The Omicron variant that is spreading its way across the U.S. has hit the ports and has created a labor crunch, affecting more than 100 ships that are backlogged and waiting to be offloaded, according to the Wall Street Journal.

The 800 dockworkers that called out due to COVID-19 account for 1 in 10 of the two California ports’ daily workforce, who have either tested positive for the virus, are quarantining, or are feeling ill, the Journal reported.

Like much of the U.S. population, the ports of Los Angeles and Long Beach have seen an increase in the number of COVID infections in recent weeks, rising from a few cases a day to about 150 a day last week, the Pacific Maritime Association told the Journal.

The International Longshore and Warehouse Union, which represents West Coast port workers, saw a record 200,000 positive COVID cases for the week that ended Jan. 8.

With fewer workers on hand at the ports, fewer cargo ships are being offloaded.
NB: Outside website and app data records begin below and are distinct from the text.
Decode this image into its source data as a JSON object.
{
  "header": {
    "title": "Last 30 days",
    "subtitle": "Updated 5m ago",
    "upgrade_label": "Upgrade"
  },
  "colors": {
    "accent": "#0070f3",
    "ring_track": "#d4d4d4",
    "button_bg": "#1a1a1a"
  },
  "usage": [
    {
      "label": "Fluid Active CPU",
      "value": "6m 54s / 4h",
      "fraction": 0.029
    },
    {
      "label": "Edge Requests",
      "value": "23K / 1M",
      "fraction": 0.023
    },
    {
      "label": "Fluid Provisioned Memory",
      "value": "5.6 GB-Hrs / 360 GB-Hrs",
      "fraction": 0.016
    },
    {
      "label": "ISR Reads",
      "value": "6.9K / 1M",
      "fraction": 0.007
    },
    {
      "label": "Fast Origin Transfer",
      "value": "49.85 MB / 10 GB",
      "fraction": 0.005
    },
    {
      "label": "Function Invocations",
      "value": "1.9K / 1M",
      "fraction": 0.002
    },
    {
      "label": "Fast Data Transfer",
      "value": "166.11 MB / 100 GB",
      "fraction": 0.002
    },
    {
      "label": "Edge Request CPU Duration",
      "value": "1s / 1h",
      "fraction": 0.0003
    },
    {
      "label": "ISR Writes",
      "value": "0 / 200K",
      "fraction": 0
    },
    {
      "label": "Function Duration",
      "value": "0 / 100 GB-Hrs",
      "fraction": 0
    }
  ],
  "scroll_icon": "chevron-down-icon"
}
The Journal reported that on Monday, 13 fewer ships were unloaded and loaded between the two ports, halting their operations.

The ports of Los Angeles and Long Beach moved a record amount of cargo in 2021, up about 20% from a year earlier, the news outlet said.

During this time, the supply chain was pinched, causing product shortages and bare shelves at retailers which were unable to get meet consumer demand during the holidays, despite the Biden administration announcing that the two ports were moving to 24/7 operations.

The Port of Los Angeles has been swamped with containers
The Port of Los Angeles has been swamped with containers AFP / Apu GOMES